Regardless whether it is a traditional powerhouse program such as Arizona, Duke, Kansas, Kentucky, North Carolina, or Syracuse or University of Delaware making their first appearance this year since 1999 the passion is the same. Whether a favorite or an underdog as long as there is a game to be played and the teams’ participating dream is still alive. With every victory it is a step closer, with a loss the sudden realization that the season, dream, and for some careers are over.
|Andre Miller and Rick Majerus|
I was in attendance in San Antonio, TX at the 1998 Final Four. Kentucky defeated Utah in the National Title Game. Utah was lead by the late Rick Majerus and current Washington Wizards point guard Andre Miller. It was the third year in a row and the fourth time in six years Kentucky eliminated Majerus and Utah from the tournament. This time it was for all the marbles.
After the game Majerus expressed how difficult it is at a school such as Utah to recruit players talented enough to compete for a championship. He felt that game was for all the former players at Utah including former player Keith Van Horn (Utah ’97) who had a nine-year NBA career and he knew the chances of him getting back to that point would be difficult. Since 1998 Utah has made seven trips to the NCAA Tournament, reaching the Sweet 16 in 2005.
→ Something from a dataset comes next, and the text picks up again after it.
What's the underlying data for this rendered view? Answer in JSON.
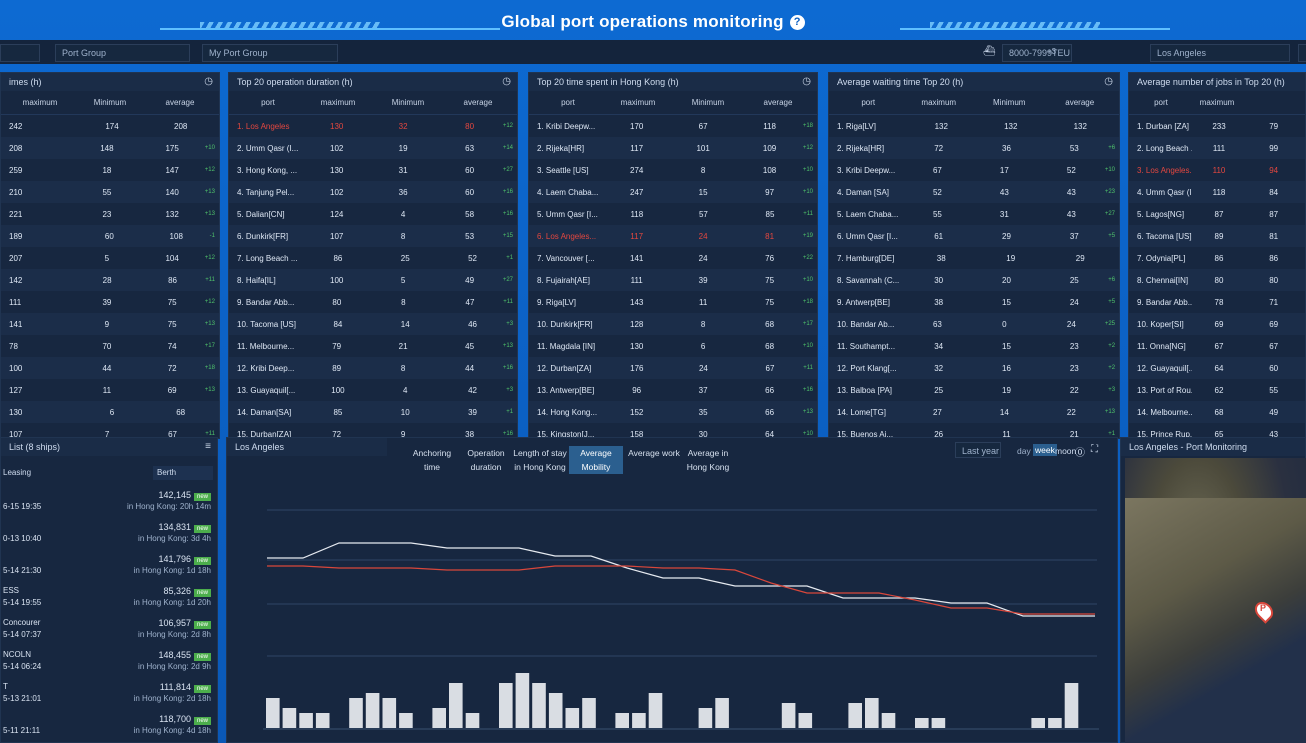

The Wichita State Shockers are in a similar situation in this year’s tournament. After surprisingly getting to the Final Four in 2013, the Shockers finished the 2013-14 regular season undefeated (34-0). The first time a school as entered the tournament undefeated since UNLV in 1991. Wichita State’s players, coaches, fans, alumni, and basketball community realize that another Shockers team may not repeat what this team has accomplished.
The schools that are favored to compete for a championship have to deal with the pressure that comes with it. The name on the front of the jersey represents the history of the program and what others before them have accomplished. Even when they should not be favored and the talent gap between them and their opponent is not as wide as perceived, knocking off one of those programs by a school not as heralded are the moments we remember. On a neutral court in a single elimination tournament it doesn’t matter who we think is better it is about who is the best that day.
The passion, pageantry, close games, and stories are what make the NCAA Tournament so special. For a college student-athlete whose main responsibilities are to go to class and play basketball, their sport is what they are emotionally invested in. They are not adults with the responsibilities that come with being one. The extremes of emotions win or lose in many instances cannot be contained.
As fans we can feel the intensity through the television and it is what makes it different from any other sporting event. Over the last 30 plus years television coverage of college basketball has increased. From the sound of the trumpet that cues the intro music to coverage of the games, musical montages and highlights capturing the moments, seeing the raw emotion of players, coaches, and fans is all part of what makes the tournament great. This is why we love it. We see dreams fulfilled and Cinderella stories end.
Marquee players don’t stay in school as long and college basketball has a different landscape then it did many years ago. But it doesn’t take away interest. For fellow basketball fans lets sit back and enjoy. For those that don’t get it, hopefully this will explain what all the fuss is about. So be patient over the next three weeks as the rest of us indulge in March Madness.